Holy Everything: From the darkness of a tomb come rays of hope
It's almost Easter. Soon we'll be celebrating the resurrection of Jesus with hymns, baskets, bonnets, and eggs. But first, before you pull the ham out of the oven (or ham balls, as is the case in my family), we have a final stop on this Lenten train. We've explored many of the different contexts of Jesus' ministry over the last couple months for this year's series. Today we end our travels at a tomb. Two tombs, actually.
First, we stop at the tomb of Lazarus. Lazarus was a good friend of Jesus and the brother of Mary and Martha. In John 11 and 12, we read the story of Jesus raising Lazarus from the dead and calling him out of his tomb. It is a powerful, moving narrative which reveals the depth of Jesus' emotion and vulnerability.
Then, there is the most well-known biblical tomb: the one where Jesus' body was laid after his crucifixion. John describes in chapter 19, verse 21, that "at the place where Jesus was crucified, there was a garden, and in the garden a new tomb, in which no one had ever been laid." They put his body there.
Fast forward a few days; a few of Jesus' close female friends prepared some spices to take to further anoint his dead body. They get to the tomb and find the stone rolled away and a couple angels inside. There's no sign of Jesus. The angels say, "Why do you look for the living among the dead?"
The women begin to connect the dots in their minds. They remember how Jesus had told them this would all take place. They run and tell the disciples. Matthew, Mark, Luke, and John all conclude their tellings of the story of Jesus uniquely. It would be a worthwhile and apropos exercise to spend a few minutes of this Easter weekend reading the final chapters of each of the four Gospels.
The resurrection is amazing, outstanding, and generally indescribable!
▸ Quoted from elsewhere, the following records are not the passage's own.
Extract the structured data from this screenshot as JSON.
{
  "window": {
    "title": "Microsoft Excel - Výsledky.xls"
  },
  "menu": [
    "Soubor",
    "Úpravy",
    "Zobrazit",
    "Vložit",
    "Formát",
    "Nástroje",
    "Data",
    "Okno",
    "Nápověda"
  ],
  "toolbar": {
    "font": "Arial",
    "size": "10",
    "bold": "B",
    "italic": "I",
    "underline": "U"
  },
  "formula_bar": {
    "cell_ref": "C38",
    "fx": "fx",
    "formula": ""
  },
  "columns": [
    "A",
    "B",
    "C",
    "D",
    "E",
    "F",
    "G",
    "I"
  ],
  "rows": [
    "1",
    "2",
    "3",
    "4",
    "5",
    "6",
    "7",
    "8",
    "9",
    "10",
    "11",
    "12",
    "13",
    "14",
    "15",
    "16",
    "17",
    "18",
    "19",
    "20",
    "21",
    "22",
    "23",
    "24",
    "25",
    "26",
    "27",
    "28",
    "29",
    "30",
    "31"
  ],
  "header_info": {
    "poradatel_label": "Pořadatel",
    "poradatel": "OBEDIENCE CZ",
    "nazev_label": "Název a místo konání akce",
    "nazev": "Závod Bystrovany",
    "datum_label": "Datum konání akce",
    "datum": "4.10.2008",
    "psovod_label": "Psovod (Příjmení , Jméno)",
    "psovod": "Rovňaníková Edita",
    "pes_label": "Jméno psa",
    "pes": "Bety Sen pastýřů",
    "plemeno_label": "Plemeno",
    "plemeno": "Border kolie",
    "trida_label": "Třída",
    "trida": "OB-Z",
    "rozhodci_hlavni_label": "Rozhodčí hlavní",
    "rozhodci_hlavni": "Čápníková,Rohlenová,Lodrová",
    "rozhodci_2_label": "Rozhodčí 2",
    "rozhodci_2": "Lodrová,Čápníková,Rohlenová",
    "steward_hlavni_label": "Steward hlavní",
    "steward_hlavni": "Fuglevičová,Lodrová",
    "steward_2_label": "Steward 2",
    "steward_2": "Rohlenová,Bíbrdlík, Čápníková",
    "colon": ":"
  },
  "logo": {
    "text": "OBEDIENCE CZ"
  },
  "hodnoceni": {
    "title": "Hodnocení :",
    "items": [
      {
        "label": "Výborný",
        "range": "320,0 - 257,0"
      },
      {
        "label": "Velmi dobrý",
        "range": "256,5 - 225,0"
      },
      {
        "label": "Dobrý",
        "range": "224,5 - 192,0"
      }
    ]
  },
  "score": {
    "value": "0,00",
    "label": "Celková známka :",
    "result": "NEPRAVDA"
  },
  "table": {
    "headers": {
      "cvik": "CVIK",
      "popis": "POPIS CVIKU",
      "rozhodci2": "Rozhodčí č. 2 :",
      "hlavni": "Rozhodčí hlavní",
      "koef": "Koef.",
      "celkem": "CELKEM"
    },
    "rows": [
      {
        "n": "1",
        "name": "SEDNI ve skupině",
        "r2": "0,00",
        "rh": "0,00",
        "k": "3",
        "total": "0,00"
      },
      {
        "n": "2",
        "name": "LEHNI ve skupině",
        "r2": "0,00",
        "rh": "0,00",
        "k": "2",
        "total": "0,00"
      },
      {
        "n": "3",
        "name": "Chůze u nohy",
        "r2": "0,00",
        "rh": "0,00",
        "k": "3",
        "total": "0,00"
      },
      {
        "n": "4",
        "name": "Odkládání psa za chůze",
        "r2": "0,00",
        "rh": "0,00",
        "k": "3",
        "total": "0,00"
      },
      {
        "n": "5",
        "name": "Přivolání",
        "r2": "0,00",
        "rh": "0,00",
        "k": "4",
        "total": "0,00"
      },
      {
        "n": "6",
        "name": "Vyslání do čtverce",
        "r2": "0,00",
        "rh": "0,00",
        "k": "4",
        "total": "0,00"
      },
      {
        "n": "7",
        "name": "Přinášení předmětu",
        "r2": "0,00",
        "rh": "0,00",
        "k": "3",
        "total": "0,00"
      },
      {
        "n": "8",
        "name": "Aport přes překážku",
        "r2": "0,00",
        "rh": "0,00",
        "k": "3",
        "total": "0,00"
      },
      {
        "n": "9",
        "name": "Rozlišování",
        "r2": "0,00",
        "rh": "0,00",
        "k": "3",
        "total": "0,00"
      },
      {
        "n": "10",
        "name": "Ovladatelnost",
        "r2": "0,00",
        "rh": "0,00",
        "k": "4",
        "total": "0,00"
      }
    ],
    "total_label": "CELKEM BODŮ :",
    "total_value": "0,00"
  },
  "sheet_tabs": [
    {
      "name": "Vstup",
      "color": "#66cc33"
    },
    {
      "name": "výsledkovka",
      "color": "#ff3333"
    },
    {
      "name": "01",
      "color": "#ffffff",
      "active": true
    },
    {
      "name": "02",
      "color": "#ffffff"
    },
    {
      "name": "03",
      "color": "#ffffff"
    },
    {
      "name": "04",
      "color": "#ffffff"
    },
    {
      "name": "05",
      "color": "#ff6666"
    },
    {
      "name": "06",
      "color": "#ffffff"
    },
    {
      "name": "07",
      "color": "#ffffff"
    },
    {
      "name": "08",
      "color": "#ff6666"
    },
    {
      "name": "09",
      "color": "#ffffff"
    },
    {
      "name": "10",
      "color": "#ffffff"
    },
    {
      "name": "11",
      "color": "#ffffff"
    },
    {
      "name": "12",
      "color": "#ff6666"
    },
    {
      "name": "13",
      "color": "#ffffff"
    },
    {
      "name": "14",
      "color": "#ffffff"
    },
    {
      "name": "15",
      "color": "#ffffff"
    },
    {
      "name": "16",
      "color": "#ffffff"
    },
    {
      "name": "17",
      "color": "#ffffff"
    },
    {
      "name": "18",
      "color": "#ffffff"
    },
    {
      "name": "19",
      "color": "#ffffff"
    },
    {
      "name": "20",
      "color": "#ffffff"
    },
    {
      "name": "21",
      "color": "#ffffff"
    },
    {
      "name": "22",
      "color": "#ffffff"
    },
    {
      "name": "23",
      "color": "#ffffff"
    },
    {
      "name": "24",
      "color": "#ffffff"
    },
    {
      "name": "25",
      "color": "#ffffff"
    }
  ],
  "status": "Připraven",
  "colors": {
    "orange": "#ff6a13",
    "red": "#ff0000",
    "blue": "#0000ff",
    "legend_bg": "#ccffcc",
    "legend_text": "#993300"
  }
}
Beyond the fact that Jesus rose from the dead and exited the tomb, there are other fascinating uncertainties about whatever took place in that cave. One of the big Easter mysteries relates to what happened during the days when Jesus was dead. Nearly everything about those days is unknown.
In the Apostle's Creed (written at least 150 years after Jesus' death), we recite,
"He was crucified, died and was buried.
He descended into hell.
On the third day He rose again from the dead.
He ascended into heaven."
Matthew, Mark, Luke, and John don't mention what happened during those three death days. We know he died. We know he was put into a tomb. We know he rose from the dead and exited the tomb. Whatever sort of cosmic cacophony happened in that tomb changed the trajectory of the universe and all existence. It's a mystery of mysteries.
But to come out alive, Jesus must have confronted death while his body laid motionless in the tomb. And not only death, he came face-to-face with everything that is broken, painful, harmful, and lost. On Easter, we celebrate that he conquers it all. We celebrate that the deep, deep darkness of death, loss, and betrayal doesn't have the final say. We celebrate that lies, deceit, and insecurity don't rule. We celebrate that hope, resilience, and forgiveness persevere. On Easter, we rejoice because through a dark, lonely tomb came the pathway toward new life.
The resurrection is a big deal not only for Jesus but for every person who has ever walked the planet. It is a reminder that healing and renewal can come through even the worst, darkest, loneliest tombs of our lives.
The stone has been rolled away. We're not stuck in the darkness anymore. Let the light fill your spirit with the hope of possibility.